Many years ago CATALYST printed a story about Lapp­lander shamans and their flying reindeer. I searched, but I could not find it. I did, however, find Canadian Dana Larsen. You can read his “Psychedelic Santa” in this issue.

“This is a joke, right?” said art director Polly Mottonen, on her first read-through for graphics ideas.

No joke. There is plenty of corroborative material. And plenty here to muse about.

I researched the topic of Dana’s story as extensively as I did because it concerns a mushroom regarded in the U.S. as toxic, with no redeeming value; a mushroom that grows in Utah.

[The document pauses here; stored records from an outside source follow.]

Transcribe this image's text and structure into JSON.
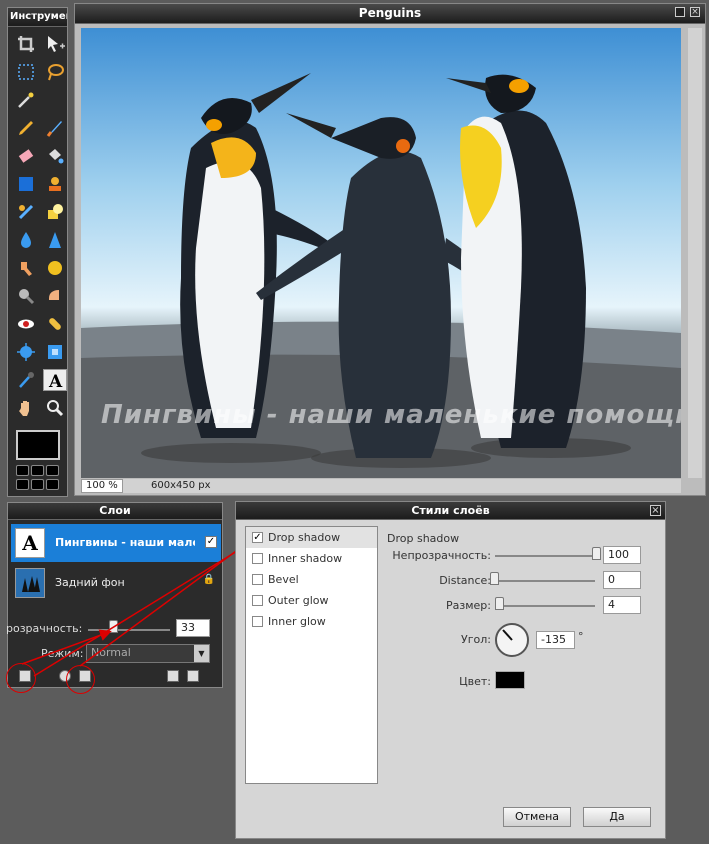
{
  "tools_panel": {
    "title": "Инструмент"
  },
  "image_window": {
    "title": "Penguins",
    "zoom": "100 %",
    "size": "600x450 px",
    "watermark": "Пингвины - наши маленькие помощники"
  },
  "layers_panel": {
    "title": "Слои",
    "layers": [
      {
        "name": "Пингвины - наши малены",
        "thumb": "A",
        "visible": true
      },
      {
        "name": "Задний фон"
      }
    ],
    "opacity_label": "розрачность:",
    "opacity_value": "33",
    "opacity_level": 0.33,
    "mode_label": "Режим:",
    "mode_value": "Normal"
  },
  "styles_dialog": {
    "title": "Стили слоёв",
    "styles": [
      {
        "label": "Drop shadow",
        "checked": true
      },
      {
        "label": "Inner shadow",
        "checked": false
      },
      {
        "label": "Bevel",
        "checked": false
      },
      {
        "label": "Outer glow",
        "checked": false
      },
      {
        "label": "Inner glow",
        "checked": false
      }
    ],
    "section_title": "Drop shadow",
    "opacity_label": "Непрозрачность:",
    "opacity_value": "100",
    "distance_label": "Distance:",
    "distance_value": "0",
    "size_label": "Размер:",
    "size_value": "4",
    "angle_label": "Угол:",
    "angle_value": "-135",
    "degree_symbol": "°",
    "color_label": "Цвет:",
    "shadow_color": "#000000",
    "cancel_label": "Отмена",
    "ok_label": "Да"
  },
  "colors": {
    "highlight": "#1b7fd8",
    "annotation": "#dd0000"
  }
}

I wanted to present this information as responsibly as possible—meaning no one gets hurt, but also that I do not perpetuate longheld but inaccurate cultural biases.

The mushroom in question, amanita muscaria, is a hallucinogen, a gut-wrencher or a tasty meal, depending on how it’s prepared. It is legal. It has a long history of use in many cultures. (There is evidence it played an inspirational role in the writing of “Alice in Wonderland.”) Here’s the catch: It won’t kill you, but its cousins can. An explorer in this area must be discerning. Or practical: Properly prepared a. muscaria is available all over the internet. DIY has its place; probably not here.

You know this mushroom, by the way. It is the red one with white spots that has become practically a cultural icon for good cheer. It danced in “Fantasia.” It houses Smurfs. It’s painted on your grandma’s breadbox, the one from the ’60s that’s now in the basement and holds leftover canning lids, old seed packets and unopened boxes of Rit dye. It may have been painted on your nursery school walls.

Which makes me wonder: Iss the universe trying to make itself known through mycelium? Could A. muscaria possibly be trying to contact us? It sure looks like it’s trying hard.

Who knows what down-to-Earth (or out-of-this-world) wisdom this mycelium might impart?

That is, provided we were ready to hear—physically, mentally, emotionally and spiritually. That we were sturdy vessels, skillful listeners, with in-shape nervous systems.

It’s a thought.

Whatever your thoughts on the origin of the holiday at hand, I think we can agree on the benefit of sharing in its magic. I send you fond wishes for a magical holiday.

Greta is the editor and publisher of CATALYST.

This article was originally published on November 30, 2009.